■ **Work order**
The answer must be the full set of records, repeated exactly.

Page and application data records:

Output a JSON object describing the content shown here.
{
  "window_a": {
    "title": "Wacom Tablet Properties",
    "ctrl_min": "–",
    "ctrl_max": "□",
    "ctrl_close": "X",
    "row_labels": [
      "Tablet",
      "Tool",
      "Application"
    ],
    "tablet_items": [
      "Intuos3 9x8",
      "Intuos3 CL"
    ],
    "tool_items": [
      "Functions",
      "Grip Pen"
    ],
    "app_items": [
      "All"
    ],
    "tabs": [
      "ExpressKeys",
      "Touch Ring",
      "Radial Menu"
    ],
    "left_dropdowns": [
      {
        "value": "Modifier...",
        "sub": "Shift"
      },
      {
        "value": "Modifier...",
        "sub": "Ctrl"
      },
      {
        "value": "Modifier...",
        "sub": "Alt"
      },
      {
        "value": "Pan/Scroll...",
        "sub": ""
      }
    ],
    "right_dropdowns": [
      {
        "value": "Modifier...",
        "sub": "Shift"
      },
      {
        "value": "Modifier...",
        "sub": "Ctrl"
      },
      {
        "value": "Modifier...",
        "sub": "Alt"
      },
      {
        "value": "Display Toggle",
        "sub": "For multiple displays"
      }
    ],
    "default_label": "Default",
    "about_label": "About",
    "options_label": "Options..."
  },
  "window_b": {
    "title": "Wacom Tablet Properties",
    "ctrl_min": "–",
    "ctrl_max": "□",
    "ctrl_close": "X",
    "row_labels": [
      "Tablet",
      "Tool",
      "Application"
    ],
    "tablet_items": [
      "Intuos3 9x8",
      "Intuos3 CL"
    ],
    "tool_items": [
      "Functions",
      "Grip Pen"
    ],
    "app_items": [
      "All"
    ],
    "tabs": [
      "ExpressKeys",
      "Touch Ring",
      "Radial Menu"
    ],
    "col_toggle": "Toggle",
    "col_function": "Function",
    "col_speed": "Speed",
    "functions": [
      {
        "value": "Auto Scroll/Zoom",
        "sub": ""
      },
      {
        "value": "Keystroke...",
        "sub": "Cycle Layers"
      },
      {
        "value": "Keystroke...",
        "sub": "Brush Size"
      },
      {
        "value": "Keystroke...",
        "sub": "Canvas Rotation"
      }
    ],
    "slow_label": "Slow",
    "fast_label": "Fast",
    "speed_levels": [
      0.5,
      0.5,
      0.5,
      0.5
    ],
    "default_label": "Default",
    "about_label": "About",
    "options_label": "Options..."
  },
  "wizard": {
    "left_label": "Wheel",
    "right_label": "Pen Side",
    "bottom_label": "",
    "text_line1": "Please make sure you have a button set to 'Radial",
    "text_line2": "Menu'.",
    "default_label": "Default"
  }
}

■ **Completed task**
Output a JSON object describing the content shown here.
{
  "window_a": {
    "title": "Wacom Tablet Properties",
    "ctrl_min": "–",
    "ctrl_max": "□",
    "ctrl_close": "X",
    "row_labels": [
      "Tablet",
      "Tool",
      "Application"
    ],
    "tablet_items": [
      "Intuos3 9x8",
      "Intuos3 CL"
    ],
    "tool_items": [
      "Functions",
      "Grip Pen"
    ],
    "app_items": [
      "All"
    ],
    "tabs": [
      "ExpressKeys",
      "Touch Ring",
      "Radial Menu"
    ],
    "left_dropdowns": [
      {
        "value": "Modifier...",
        "sub": "Shift"
      },
      {
        "value": "Modifier...",
        "sub": "Ctrl"
      },
      {
        "value": "Modifier...",
        "sub": "Alt"
      },
      {
        "value": "Pan/Scroll...",
        "sub": ""
      }
    ],
    "right_dropdowns": [
      {
        "value": "Modifier...",
        "sub": "Shift"
      },
      {
        "value": "Modifier...",
        "sub": "Ctrl"
      },
      {
        "value": "Modifier...",
        "sub": "Alt"
      },
      {
        "value": "Display Toggle",
        "sub": "For multiple displays"
      }
    ],
    "default_label": "Default",
    "about_label": "About",
    "options_label": "Options..."
  },
  "window_b": {
    "title": "Wacom Tablet Properties",
    "ctrl_min": "–",
    "ctrl_max": "□",
    "ctrl_close": "X",
    "row_labels": [
      "Tablet",
      "Tool",
      "Application"
    ],
    "tablet_items": [
      "Intuos3 9x8",
      "Intuos3 CL"
    ],
    "tool_items": [
      "Functions",
      "Grip Pen"
    ],
    "app_items": [
      "All"
    ],
    "tabs": [
      "ExpressKeys",
      "Touch Ring",
      "Radial Menu"
    ],
    "col_toggle": "Toggle",
    "col_function": "Function",
    "col_speed": "Speed",
    "functions": [
      {
        "value": "Auto Scroll/Zoom",
        "sub": ""
      },
      {
        "value": "Keystroke...",
        "sub": "Cycle Layers"
      },
      {
        "value": "Keystroke...",
        "sub": "Brush Size"
      },
      {
        "value": "Keystroke...",
        "sub": "Canvas Rotation"
      }
    ],
    "slow_label": "Slow",
    "fast_label": "Fast",
    "speed_levels": [
      0.5,
      0.5,
      0.5,
      0.5
    ],
    "default_label": "Default",
    "about_label": "About",
    "options_label": "Options..."
  },
  "wizard": {
    "left_label": "Wheel",
    "right_label": "Pen Side",
    "bottom_label": "",
    "text_line1": "Please make sure you have a button set to 'Radial",
    "text_line2": "Menu'.",
    "default_label": "Default"
  }
}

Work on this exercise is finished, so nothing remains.